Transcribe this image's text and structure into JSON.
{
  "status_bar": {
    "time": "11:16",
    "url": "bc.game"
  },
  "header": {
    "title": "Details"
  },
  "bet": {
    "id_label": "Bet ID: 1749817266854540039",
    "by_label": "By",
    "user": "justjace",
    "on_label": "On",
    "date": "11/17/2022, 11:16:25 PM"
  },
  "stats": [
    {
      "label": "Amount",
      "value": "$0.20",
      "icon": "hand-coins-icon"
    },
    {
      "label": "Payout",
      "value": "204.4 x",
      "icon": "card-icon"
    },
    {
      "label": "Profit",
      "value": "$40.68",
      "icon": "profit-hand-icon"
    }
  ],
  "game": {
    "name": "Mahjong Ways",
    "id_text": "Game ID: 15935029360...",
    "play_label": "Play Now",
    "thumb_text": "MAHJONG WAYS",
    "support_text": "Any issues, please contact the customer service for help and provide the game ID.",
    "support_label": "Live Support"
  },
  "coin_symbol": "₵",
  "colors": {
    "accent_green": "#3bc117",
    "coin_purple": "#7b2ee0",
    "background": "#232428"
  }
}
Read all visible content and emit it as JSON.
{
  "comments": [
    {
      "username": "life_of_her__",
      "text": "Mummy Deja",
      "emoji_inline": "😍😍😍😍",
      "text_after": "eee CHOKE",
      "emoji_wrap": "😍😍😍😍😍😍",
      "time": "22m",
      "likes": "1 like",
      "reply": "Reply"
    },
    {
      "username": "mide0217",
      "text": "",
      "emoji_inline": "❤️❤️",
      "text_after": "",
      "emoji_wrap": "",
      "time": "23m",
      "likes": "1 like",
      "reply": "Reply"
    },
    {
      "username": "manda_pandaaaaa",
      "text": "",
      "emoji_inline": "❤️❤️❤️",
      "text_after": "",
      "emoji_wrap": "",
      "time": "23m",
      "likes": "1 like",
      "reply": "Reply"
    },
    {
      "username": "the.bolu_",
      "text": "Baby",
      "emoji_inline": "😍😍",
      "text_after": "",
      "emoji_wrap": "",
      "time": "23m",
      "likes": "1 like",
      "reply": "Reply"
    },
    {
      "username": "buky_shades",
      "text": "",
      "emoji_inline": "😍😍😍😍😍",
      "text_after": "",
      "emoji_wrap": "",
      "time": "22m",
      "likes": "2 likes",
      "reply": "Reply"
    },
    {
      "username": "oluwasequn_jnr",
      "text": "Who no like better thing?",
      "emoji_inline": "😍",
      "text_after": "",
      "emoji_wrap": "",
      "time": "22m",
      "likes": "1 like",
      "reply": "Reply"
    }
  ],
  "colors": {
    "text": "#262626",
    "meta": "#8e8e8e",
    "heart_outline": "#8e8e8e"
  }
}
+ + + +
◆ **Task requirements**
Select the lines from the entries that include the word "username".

◆ **Solved exercise**
      "username": "life_of_her__",
      "username": "mide0217",
      "username": "manda_pandaaaaa",
      "username": "the.bolu_",
      "username": "buky_shades",
      "username": "oluwasequn_jnr",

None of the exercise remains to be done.